RECORD EXTRACTS >>

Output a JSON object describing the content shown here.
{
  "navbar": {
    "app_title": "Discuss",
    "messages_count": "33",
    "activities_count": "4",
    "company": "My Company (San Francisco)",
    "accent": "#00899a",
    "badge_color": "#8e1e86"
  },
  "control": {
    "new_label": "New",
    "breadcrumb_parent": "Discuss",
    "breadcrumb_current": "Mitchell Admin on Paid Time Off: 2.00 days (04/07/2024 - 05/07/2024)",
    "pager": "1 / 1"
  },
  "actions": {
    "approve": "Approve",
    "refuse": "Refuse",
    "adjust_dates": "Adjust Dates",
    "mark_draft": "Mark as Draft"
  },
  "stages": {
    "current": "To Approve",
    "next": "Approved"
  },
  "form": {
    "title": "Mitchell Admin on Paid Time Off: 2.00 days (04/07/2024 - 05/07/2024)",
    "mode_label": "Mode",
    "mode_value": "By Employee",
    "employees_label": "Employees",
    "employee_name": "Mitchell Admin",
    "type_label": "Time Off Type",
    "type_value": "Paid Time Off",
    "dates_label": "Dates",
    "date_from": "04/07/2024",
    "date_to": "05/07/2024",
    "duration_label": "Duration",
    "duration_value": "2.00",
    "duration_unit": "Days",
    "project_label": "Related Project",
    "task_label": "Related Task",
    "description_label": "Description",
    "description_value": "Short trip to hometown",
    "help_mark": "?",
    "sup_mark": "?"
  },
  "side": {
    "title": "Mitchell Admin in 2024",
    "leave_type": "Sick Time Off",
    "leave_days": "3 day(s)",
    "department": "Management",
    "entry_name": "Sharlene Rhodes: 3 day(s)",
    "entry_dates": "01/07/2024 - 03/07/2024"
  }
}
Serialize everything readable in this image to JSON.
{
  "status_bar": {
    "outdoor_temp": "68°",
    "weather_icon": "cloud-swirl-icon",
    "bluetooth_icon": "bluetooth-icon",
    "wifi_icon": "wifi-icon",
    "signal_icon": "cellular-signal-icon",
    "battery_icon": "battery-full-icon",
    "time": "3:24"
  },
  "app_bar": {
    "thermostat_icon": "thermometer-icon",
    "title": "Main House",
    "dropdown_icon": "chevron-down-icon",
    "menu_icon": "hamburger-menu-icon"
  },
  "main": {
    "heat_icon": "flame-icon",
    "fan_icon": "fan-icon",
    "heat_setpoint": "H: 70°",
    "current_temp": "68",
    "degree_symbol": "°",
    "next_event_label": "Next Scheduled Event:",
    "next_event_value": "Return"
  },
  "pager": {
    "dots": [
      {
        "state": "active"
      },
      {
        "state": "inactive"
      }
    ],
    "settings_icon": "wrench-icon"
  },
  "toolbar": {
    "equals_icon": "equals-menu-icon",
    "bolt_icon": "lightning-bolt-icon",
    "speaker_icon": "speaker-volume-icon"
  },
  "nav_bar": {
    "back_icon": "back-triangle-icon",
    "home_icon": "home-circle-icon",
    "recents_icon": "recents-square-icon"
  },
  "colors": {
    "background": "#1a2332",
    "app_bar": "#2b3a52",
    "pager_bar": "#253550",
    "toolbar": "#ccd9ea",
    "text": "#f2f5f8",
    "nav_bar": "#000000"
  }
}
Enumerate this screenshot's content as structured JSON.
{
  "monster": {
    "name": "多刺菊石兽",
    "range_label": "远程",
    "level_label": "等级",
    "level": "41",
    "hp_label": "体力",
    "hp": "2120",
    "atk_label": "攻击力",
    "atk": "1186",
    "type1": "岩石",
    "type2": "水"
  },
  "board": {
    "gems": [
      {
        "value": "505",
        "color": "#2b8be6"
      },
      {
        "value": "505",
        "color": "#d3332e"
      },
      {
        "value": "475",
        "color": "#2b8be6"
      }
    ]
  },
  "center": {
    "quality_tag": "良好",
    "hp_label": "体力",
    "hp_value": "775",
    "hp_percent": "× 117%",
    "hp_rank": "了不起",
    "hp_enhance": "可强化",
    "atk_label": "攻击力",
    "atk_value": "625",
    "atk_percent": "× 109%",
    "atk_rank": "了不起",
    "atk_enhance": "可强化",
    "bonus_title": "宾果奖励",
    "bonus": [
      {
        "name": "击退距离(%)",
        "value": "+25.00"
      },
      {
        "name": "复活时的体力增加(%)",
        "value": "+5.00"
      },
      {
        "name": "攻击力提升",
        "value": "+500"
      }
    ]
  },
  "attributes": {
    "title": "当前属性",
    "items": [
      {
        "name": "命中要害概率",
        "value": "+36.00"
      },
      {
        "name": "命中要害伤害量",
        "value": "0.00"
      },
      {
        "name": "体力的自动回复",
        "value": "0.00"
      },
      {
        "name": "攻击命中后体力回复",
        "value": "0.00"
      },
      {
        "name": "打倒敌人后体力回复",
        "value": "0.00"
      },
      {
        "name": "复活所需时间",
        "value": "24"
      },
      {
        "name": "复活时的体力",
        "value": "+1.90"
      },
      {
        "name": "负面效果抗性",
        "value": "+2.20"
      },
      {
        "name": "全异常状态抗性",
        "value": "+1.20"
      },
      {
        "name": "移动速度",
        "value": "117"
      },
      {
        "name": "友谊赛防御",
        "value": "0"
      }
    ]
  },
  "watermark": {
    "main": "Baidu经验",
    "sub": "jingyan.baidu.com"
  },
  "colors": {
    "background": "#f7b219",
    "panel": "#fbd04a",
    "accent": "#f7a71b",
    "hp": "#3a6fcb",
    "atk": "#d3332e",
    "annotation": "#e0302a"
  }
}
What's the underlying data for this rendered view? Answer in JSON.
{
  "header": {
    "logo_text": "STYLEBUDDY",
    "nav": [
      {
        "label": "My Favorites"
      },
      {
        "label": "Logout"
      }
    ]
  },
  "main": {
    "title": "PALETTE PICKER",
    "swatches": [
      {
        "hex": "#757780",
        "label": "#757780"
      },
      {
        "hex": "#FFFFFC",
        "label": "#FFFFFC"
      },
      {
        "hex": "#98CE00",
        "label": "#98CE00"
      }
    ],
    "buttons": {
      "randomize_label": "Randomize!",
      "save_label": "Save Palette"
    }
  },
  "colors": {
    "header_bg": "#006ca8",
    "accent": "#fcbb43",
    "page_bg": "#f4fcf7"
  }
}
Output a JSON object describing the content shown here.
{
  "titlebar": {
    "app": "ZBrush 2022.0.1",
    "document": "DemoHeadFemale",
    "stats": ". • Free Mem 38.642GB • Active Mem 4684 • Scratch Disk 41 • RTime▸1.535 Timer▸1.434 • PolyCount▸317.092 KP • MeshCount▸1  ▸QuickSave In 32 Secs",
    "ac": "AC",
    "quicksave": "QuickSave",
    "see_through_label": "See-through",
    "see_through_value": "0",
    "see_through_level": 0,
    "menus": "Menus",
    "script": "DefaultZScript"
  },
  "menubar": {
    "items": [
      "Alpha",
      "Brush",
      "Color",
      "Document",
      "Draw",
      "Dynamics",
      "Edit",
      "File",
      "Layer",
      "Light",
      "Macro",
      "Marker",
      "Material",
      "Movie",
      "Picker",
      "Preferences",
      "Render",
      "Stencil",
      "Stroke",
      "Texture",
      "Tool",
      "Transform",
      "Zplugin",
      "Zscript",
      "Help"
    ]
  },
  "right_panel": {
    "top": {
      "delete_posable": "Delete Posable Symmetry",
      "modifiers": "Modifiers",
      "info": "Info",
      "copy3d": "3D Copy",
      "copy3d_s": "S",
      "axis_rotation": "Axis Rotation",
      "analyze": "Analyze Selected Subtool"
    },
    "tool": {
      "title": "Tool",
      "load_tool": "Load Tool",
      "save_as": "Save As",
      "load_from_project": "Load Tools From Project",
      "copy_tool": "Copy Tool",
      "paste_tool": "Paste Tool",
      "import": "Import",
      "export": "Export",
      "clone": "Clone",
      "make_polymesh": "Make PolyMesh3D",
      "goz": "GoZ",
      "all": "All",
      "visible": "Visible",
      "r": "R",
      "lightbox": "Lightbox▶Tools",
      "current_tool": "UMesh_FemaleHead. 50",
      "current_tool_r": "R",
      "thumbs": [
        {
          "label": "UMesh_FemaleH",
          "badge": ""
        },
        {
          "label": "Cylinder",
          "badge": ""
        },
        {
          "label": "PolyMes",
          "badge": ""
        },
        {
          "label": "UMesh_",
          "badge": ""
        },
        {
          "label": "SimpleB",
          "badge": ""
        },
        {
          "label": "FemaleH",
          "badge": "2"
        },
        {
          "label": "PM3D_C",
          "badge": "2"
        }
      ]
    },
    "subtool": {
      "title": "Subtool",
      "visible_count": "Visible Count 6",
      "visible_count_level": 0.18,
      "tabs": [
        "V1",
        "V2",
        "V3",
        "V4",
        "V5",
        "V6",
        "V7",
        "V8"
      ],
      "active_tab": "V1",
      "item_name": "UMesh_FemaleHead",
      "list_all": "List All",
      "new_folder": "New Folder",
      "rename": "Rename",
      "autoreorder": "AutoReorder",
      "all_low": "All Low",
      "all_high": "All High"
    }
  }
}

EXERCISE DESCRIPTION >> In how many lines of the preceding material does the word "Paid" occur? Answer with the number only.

OUTPUT FOR THIS EXERCISE >> 3